Condiment container engineering

We’re in the middle of prime cookout season, and I’ve been fighting with ketchup and mustard bottles.

When I was a kid, fighting with ketchup bottles was commonplace. The bottles were glass, and if the bottle was full enough and the ketchup thick enough, it took a long time—and maybe a few good whacks on the bottom—for the ketchup to come out.

Glass ketchup bottle

Heinz had a longstanding ad campaign that tried to cast this bug as a feature. It wasn’t the bottle’s fault, said the ads, Heinz ketchup was just so darned thick and rich and good that it had to come out of the bottle slowly.

Later, Heinz used Carly Simon’s “Anticipation” as its jingle.

There were tricks to getting ketchup to pour out more quickly. The most important one was not to turn the bottle completely upside down, because that clogged the neck and prevented makeup air from entering the bottle to relieve the partial vacuum behind the clog. And jiggling the bottle usually worked better than hitting the bottom—it certainly lowered the chance of a big glob plopping out at once.

But even if you tried all the tricks, sometimes the ketchup just took forever to reach your burger.

Mustard, being generally thicker than ketchup, was usually sold in glass jars instead of bottles. There was no pouring problem, but you did need a knife to get the mustard out and spread it.

Glass mustard jar

Diners and burger joints, who wanted their customers in and out fast and didn’t want to deal with the mess of mustardy knives, used squeeze bottles, which their staff refilled periodically.

Diner-style squeeze bottles

These squeeze bottles were great at dispensing, but they weren’t appropriate for consumer sales because their spouts were open to the air. Condiment container engineers got to work and added the features needed to turn plastic squeeze bottles into something that could be shipped and sold in grocery stores.

Plastic ketchup squeeze bottlePlastic mustard squeeze bottle

These, in my opinion, were the apotheosis of condiment storage and delivery technology, but they were not without their problems.

The first problem was separation. Ketchup and mustard that have been sitting for a while tend to get a watery layer that separates out and sits on top of the good stuff. This stuff is disgusting—nobody wants yellow water squeezed out onto their wiener. Vigorous shaking is required before squeezing.
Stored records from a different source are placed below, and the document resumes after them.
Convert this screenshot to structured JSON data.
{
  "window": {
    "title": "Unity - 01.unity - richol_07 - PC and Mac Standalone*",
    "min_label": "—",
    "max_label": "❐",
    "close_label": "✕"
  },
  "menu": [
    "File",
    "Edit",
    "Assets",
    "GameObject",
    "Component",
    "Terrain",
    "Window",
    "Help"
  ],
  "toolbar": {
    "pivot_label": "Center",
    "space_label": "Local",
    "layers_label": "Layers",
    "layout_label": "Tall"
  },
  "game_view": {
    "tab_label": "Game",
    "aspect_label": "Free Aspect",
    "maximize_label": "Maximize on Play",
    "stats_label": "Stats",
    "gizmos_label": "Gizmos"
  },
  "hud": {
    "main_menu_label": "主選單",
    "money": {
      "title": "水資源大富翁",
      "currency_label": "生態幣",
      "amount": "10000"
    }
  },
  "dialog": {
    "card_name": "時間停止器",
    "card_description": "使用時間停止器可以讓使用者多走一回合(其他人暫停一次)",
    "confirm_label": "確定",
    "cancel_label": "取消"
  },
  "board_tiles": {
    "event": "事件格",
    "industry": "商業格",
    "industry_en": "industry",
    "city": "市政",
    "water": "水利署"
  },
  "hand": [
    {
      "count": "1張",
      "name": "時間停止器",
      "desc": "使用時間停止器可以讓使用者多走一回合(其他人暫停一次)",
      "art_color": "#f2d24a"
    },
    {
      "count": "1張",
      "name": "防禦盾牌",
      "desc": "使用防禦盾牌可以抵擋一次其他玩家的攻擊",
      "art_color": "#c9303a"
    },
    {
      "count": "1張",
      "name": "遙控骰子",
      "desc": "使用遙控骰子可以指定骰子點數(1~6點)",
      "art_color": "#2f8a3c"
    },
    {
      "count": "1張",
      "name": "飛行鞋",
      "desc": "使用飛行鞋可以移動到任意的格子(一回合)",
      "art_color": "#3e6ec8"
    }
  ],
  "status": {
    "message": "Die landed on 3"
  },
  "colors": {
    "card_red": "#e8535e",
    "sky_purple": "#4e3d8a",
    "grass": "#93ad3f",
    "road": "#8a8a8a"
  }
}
The second problem was the condiment volcano. In my experience, this occurs more often with mustard than ketchup, but I’ve seen it happen with both. It’s almost unheard of in full bottles, but common in warm weather with a half-empty container. You shake the bottle to mix in the water, twist open the spout, turn the bottle over (maybe shaking it a little more to get the mustard down to the spout), and squeeze out a perfect line of mustard. You put the bottle back upright on the table and start eating. A minute or two later, you look up to see mustard flowing slowly up out of the spout and down the sides of the bottle like lava.

What causes this gravity-defying behavior? The ideal gas law. The air in the bottle is cold because it just came out of the fridge. When you turned it over and squeezed, mustard flowed through the spout, and some of it stayed there when you turned the bottle back over. At this point, Jacques Charles and Robert Boyle go to work. The air in the bottle warms and wants to expand, but it’s prevented from expanding by the slug of mustard blocking the spout. So the pressure in the bottle builds until it’s high enough to push the mustard up out of the spout. Voila! A mustard Vesuvius.

I don’t think Heinz or Plochman’s cares about this latter problem, but they have tried to address the separation issue. Their solution has been to put the opening on the bottom of the container.

Upside-down ketchup bottleUpside-down mustard bottle

This doesn’t prevent separation, of course, but it keeps the separated water away from the opening. Ketchup eaters are finally free from the overwhelming burden of shaking the bottle before squeezing! Huzzah! Surely we live in the best of all possible worlds.

Sadly, no. There are always tradeoffs, and it this case there’s more to the new design than simply inverting the bottle. The flip-top cap of the previous generation of squeeze bottle wasn’t good enough to keep ketchup and mustard from leaking out of the inverted bottle, so the cap had to be redesigned.

Engineers often look to nature for design inspiration, and so it was with the new bottle cap. Since the ketchup and mustard were being squeezed out of the ass end of the bottles, the obvious solution to leakage was to install a sphincter.

And so they did. These inverted bottles have plastic seals in the holes in their caps so neither gravity nor the pressure increase that comes from warming air will push the ketchup out. The seals solve the leakage problem but create a problem more annoying than either separation or the mustard volcano.

Basically, the manufacturers have made these inverted bottles so tight-assed that it’s almost impossible to squeeze out a smooth stream, especially when the bottle is more than half empty. Here’s the typical scenario:

It’s no accident that while plastic bottles have almost completely supplanted glass, the upright bottles are still holding their own against the inverted. Enjoy your cookouts this weekend.